In a 2015 interview, Sofia Loren discusses her initial trepidation to work on the film, as it was a role unlike anything she’d attempted before. She recounts how miserable she was during the first week of shooting, without her team of makeup artists and beauticians, whom Ettore Scola didn’t allow on set. Furthermore, she explains her 20-year working relationship with Marcello Mastroianni and how she came to know him as well as either her brother or husband. Also included are two episodes of The Dick Cavett Show from 1977 with both Loren and Mastroianni and the cumulative effect is more enticing for its reveal of Loren and Mastroianni’s off-screen personalities than the information the episodes yield, if only because Mastroianni struggles with English throughout and one imagines his answers would have a much finer point if in Italian. In fact, when Cavett quotes a Rex Reed interview with Mastroianni, the actor claims to never have said these things, suggesting, at the very least, a translation or misunderstanding of some sort. The short film Human Voice from 2014, starring Loren, has also been included. An interview with Scola details his career as a screenwriter before transitioning into directing. He touches on Loren’s performance, but primarily explains his start at the satirical magazine Marc’Aurelio and his interest in writing the character of Gabriele for Mastroianni. Finally, there’s an excellent essay by Deborah Young and it’s so good that one wishes Criterion would have asked her to do an entire commentary.

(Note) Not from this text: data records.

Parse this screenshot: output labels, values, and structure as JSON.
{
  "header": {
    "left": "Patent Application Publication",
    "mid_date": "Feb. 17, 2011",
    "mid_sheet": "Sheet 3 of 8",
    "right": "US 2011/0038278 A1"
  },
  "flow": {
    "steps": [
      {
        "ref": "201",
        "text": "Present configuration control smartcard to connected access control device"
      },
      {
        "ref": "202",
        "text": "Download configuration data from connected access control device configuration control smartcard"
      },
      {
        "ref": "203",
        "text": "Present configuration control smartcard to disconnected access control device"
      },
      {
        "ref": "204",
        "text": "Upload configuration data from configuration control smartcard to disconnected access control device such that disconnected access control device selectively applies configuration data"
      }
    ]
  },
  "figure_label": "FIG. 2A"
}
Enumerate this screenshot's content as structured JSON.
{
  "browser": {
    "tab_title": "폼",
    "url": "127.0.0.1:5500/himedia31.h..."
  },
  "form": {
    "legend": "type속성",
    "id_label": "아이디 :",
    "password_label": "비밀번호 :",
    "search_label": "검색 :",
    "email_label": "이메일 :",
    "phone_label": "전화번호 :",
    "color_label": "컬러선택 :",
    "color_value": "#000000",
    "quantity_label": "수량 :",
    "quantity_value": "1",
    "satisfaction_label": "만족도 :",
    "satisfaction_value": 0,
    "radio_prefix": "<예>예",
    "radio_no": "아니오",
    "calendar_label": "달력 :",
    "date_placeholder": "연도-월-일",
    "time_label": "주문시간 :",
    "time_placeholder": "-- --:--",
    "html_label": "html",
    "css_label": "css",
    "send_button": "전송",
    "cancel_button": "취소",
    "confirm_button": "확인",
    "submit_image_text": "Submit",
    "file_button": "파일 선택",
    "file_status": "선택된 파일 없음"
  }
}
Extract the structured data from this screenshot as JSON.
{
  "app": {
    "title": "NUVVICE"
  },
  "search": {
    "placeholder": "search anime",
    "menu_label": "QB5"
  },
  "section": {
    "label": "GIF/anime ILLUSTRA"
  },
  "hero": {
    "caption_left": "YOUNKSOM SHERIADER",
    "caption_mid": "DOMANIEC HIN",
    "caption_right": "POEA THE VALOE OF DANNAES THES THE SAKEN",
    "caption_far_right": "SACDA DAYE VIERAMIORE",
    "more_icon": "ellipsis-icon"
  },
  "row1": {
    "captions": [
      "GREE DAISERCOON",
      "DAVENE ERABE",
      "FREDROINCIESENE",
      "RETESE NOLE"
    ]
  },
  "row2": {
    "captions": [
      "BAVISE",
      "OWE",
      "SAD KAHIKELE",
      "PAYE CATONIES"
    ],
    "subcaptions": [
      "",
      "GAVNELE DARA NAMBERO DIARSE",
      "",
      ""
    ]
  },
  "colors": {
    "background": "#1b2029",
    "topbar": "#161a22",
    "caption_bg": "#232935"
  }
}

The Criterion Collection’s 4K Blu-ray offers a beautiful transfer of Ettore Scola’s long unavailable gem.